And she took this great shot of the sun and the snow....

FR and his apres-sledge sandwich - enjoying the spectacular views

After we'd eaten our sandwiches and indulged in some more of my rather good hot chocolate - perfect setting to drink it - we decided to take the scenic route home via Guejar Sierra, which was on the north side of the valley, facing the Sierra Nevada. It was a very narrow road and felt very different to the south side of the mountain - obviously much colder due to the lack of sunshine, but different trees, including lots of apple orchards. The children kept saying it smelt like England - I think it was the dampness....

Reaching Guejar Sierra, we found this lovely family shop, run by a sweet old lady and her very cantankerous husband. I'd asked if it was OK to take some photos and she'd said yes, but the old man was very cross to hear my clicking and shouted at her! Oops....glad I asked her and not him!

We bought some delicious apples, which I guess came from some of the orchards we'd seen.

There were also lots of walnuts that sent FR into ecstasy - so we bought some of those too.

I was delighted to find such a lovely place - they had a bit of all sorts on offer, much of it from their own land. It wasn't cheap but you could taste the goodness.

I had some big onions too - I love onions!!
View of the not very snowy Sierra from where we stopped to take a nice hot coffee before heading off home as the sun set.

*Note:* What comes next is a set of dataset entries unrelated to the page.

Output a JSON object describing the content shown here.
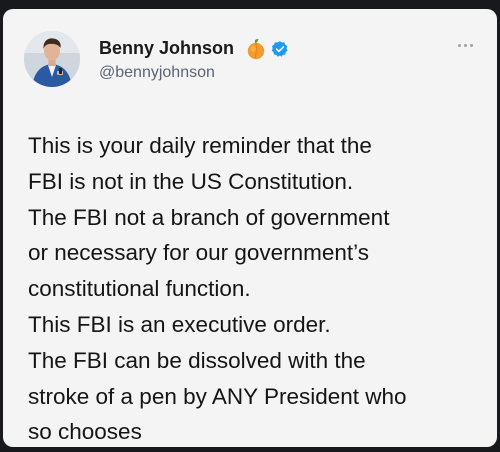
{
  "author": {
    "display_name": "Benny Johnson",
    "handle": "@bennyjohnson",
    "emoji_icon": "peach-icon",
    "verified_icon": "verified-badge-icon",
    "verified_color": "#1d9bf0"
  },
  "tweet": {
    "lines": [
      "This is your daily reminder that the",
      "FBI is not in the US Constitution.",
      "The FBI not a branch of government",
      "or necessary for our government’s",
      "constitutional function.",
      "This FBI is an executive order.",
      "The FBI can be dissolved with the",
      "stroke of a pen by ANY President who",
      "so chooses"
    ]
  },
  "menu": {
    "icon": "more-options-icon"
  }
}
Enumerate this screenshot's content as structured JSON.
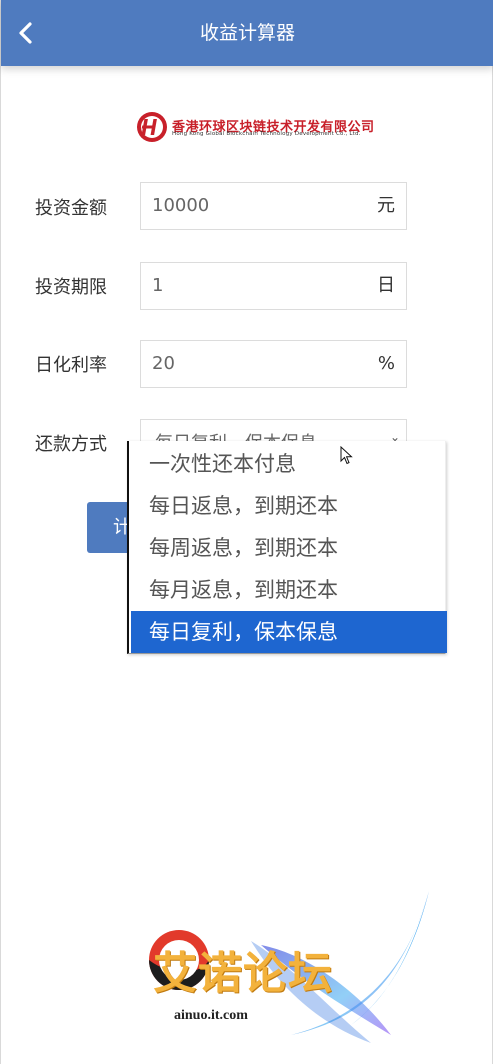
{
  "header": {
    "title": "收益计算器",
    "back_icon": "chevron-left-icon"
  },
  "logo": {
    "name": "香港环球区块链技术开发有限公司",
    "subtitle": "Hong Kong Global Blockchain Technology Development Co., Ltd.",
    "mark": "H"
  },
  "form": {
    "amount": {
      "label": "投资金额",
      "value": "10000",
      "unit": "元"
    },
    "term": {
      "label": "投资期限",
      "value": "1",
      "unit": "日"
    },
    "rate": {
      "label": "日化利率",
      "value": "20",
      "unit": "%"
    },
    "method": {
      "label": "还款方式",
      "value": "每日复利，保本保息"
    }
  },
  "calc_button": {
    "label": "计"
  },
  "dropdown": {
    "options": [
      "一次性还本付息",
      "每日返息，到期还本",
      "每周返息，到期还本",
      "每月返息，到期还本",
      "每日复利，保本保息"
    ],
    "selected_index": 4
  },
  "watermark": {
    "text": "艾诺论坛",
    "url": "ainuo.it.com"
  },
  "colors": {
    "primary": "#4f7bbf",
    "selected": "#1e66d0",
    "logo_red": "#c8202a"
  }
}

It was dark, but not late when we arrived home, still glowing from the sun and the snow. Darwin was delighted to see us again. I had a moment's reflection on how nice it was to be out altogether for the first time in a while - I do hope we do it again sometime soon.  It's a fine balance as to when to go again - if it snows a lot, then we will need chains on the car to be allowed to go up the mountain, which we don't have - and if it doesn't snow again soon, there'll be no snow to sledge on! 

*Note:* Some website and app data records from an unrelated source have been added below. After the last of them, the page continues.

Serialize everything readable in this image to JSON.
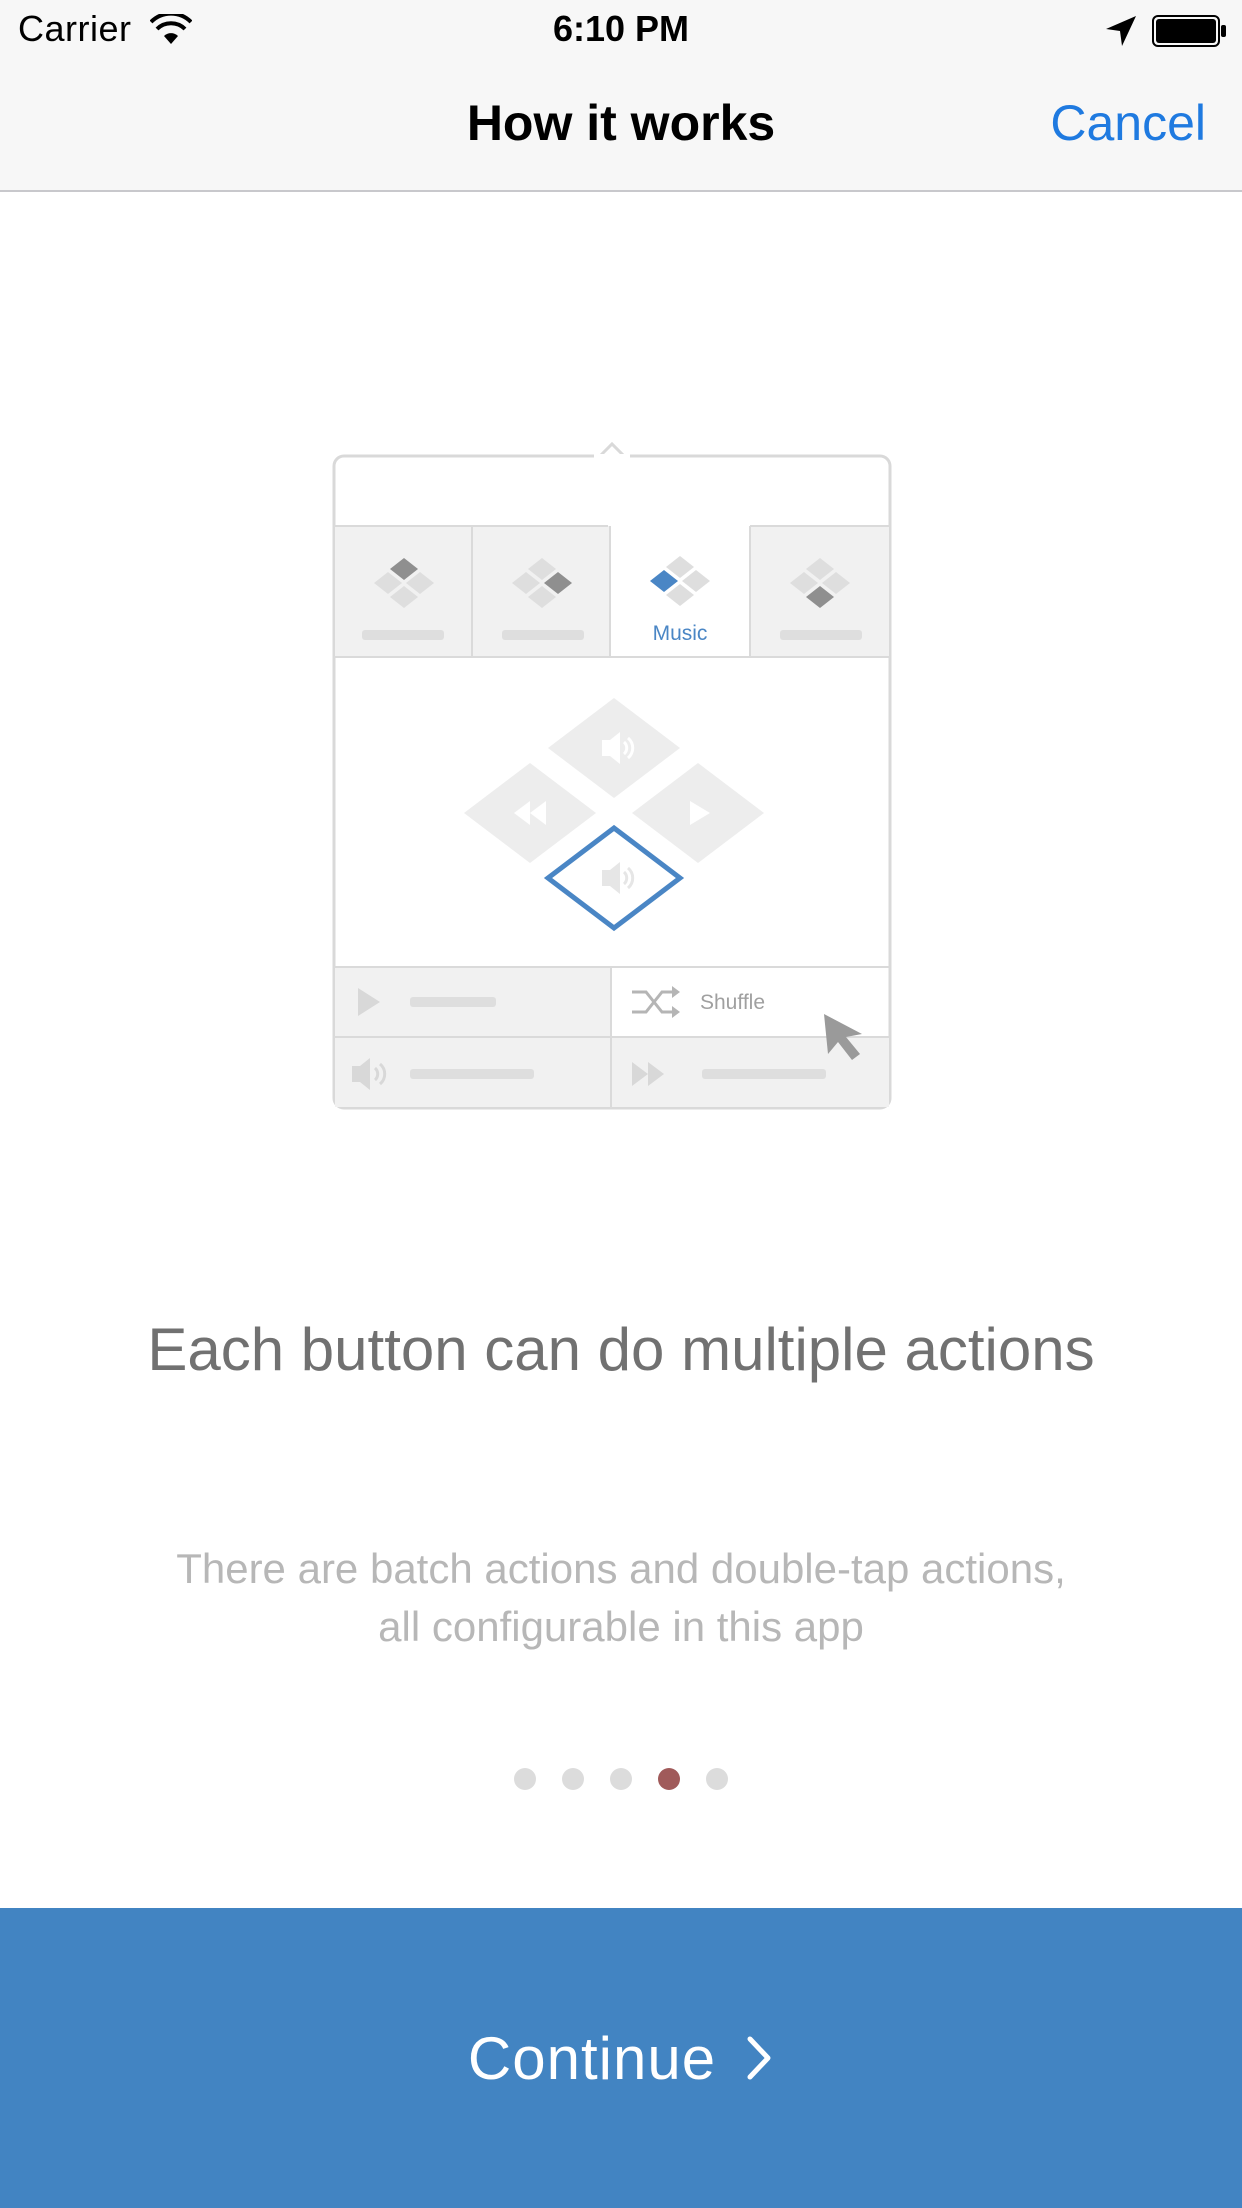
{
  "status_bar": {
    "carrier": "Carrier",
    "time": "6:10 PM"
  },
  "nav": {
    "title": "How it works",
    "cancel_label": "Cancel"
  },
  "illustration": {
    "tab_label": "Music",
    "shuffle_label": "Shuffle"
  },
  "content": {
    "headline": "Each button can do multiple actions",
    "subtext": "There are batch actions and double-tap actions, all configurable in this app"
  },
  "pager": {
    "total": 5,
    "active_index": 3
  },
  "continue": {
    "label": "Continue"
  },
  "colors": {
    "accent": "#1f7ae0",
    "button": "#4284c2",
    "active_dot": "#a05a5a",
    "diamond_blue": "#4a86c5"
  }
}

I wonder if we'll have much snow in Villalobos? We have some nice slopes nearby that we could enjoy very easily if we do...